On March 1st, 2016, we were able to give a group of 54 Syrian Refugees the opportunity to go play outside at Arrowhead Provincial Park, with the help of Naturelinx, Parkbus, CultureLink, Parks Ontario, and the Huntsville SRS. We were approached by Naturelinx to see if we were able to donate our time to make sure that the group had a great day playing in the snow and we were excited to help make this day amazing. Looking back, I remember how excited I was at the opportunity. Now, with the weight of the gravity surrounding their day outside, I feel like this day was so small, as though what we did could have been no more than a drop in the bucket for them. I am confident that those who were able to come with us had a great day and I truly hope that this helps them feel more comfortable in Canada and helps them see that Canada's outdoor beauty is truly an integral part to what makes it so special. It's with such a mixed bag of emotions that I write this. Really grateful to have had the opportunity, and really amazed with the hard work of my guides, and all the folks who worked so hard to put this together, and also so humbled by the endurance and smiling faces of the children who are old enough to be very aware of their situation.  

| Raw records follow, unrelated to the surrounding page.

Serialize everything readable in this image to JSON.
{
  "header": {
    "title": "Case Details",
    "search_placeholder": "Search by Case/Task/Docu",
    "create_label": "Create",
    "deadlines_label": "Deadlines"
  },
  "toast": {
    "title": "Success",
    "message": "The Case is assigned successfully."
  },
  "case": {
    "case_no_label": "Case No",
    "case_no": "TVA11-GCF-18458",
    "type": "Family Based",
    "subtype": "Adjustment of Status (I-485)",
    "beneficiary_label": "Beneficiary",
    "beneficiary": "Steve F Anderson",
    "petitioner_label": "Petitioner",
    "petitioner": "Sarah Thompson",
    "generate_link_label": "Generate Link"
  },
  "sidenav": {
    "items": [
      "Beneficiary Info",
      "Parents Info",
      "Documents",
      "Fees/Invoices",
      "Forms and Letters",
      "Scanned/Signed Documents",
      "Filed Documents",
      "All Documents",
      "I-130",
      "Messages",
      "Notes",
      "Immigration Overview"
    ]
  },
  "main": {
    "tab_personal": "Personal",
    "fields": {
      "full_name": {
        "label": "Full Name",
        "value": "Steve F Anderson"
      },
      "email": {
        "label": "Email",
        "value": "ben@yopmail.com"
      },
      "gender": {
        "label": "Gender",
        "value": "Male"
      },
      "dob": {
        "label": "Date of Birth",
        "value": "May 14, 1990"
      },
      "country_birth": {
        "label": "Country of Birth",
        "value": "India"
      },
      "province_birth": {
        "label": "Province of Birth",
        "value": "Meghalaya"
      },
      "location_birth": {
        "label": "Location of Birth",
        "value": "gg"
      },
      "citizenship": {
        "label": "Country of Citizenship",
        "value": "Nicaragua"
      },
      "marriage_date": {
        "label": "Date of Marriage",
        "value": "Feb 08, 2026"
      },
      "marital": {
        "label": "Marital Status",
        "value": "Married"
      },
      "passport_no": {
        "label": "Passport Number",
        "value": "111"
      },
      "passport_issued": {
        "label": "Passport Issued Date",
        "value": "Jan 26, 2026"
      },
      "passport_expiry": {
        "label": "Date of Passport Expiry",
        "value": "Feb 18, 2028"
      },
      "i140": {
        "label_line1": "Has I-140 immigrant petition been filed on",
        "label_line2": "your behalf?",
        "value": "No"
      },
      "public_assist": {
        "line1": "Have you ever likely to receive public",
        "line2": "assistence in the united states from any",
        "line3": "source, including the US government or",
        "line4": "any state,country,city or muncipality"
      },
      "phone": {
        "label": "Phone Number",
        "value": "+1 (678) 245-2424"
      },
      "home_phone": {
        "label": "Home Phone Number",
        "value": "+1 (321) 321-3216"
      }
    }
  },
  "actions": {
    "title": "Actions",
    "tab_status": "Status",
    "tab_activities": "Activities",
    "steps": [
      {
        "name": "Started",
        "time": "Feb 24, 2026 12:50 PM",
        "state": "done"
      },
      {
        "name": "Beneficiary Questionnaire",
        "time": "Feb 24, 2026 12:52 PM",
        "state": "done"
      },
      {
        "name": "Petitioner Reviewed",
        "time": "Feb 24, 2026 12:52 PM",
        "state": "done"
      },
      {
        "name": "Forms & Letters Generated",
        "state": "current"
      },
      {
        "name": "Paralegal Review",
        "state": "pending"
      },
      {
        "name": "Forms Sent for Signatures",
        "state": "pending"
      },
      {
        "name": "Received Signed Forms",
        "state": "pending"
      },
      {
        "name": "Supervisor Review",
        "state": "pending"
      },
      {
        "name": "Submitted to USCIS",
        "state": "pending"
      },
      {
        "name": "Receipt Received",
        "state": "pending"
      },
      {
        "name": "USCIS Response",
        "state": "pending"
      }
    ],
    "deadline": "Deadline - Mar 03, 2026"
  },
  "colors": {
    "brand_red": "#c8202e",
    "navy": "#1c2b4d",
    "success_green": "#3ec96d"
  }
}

Special thanks and recognition needs to go to:

  • Julia Bitan from NatureLinx for coordinating and making this whole day happen
  • Elan Marko, Cyril Francis, Eric Plant, and Amir Fishman for volunteering their time as guides
  • Parkbus for donating a bus and driver for the day
  • Culturelink for their part in coordinating the day, for finding the families who wanted to join us, for outfitting them all with winter clothing, and for providing lunches
  • Ontario Parks for waiving the park fees
  • Motion and Stills for volunteering their filming and photography skills
  • The Arabic speaking volunteers who helped translate
  • MEC for providing water bottles and hand warmers for the group